# [Instructions for the task]
Scan the entries below. Report each line where the string "value" occurs.

# [Supplied entries]
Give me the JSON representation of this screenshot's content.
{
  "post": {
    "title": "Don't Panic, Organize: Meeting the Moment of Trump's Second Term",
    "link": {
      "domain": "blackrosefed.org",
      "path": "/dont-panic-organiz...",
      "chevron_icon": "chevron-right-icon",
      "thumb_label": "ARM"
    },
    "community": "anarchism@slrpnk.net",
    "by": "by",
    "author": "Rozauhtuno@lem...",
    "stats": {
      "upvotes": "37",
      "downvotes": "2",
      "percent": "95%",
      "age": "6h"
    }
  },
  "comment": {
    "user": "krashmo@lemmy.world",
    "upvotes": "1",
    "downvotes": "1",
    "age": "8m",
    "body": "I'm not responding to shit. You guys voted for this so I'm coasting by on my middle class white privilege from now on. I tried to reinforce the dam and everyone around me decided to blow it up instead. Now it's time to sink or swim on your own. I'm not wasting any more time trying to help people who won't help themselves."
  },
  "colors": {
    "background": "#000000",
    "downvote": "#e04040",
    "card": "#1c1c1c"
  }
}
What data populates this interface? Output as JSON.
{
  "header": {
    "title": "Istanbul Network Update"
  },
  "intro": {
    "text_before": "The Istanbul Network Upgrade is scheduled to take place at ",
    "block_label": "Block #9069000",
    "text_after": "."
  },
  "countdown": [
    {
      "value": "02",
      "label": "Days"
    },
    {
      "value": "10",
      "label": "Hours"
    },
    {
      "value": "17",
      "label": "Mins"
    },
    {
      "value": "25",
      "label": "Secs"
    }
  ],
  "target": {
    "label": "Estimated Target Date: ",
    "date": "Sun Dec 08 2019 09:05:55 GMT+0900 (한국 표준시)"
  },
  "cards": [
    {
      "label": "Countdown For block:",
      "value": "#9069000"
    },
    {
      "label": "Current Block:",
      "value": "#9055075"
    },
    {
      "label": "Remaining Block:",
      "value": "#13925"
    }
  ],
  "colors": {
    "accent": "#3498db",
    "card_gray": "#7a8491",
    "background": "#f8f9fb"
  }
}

# [Written solution]
      "value": "02",
      "value": "10",
      "value": "17",
      "value": "25",
      "value": "#9069000"
      "value": "#9055075"
      "value": "#13925"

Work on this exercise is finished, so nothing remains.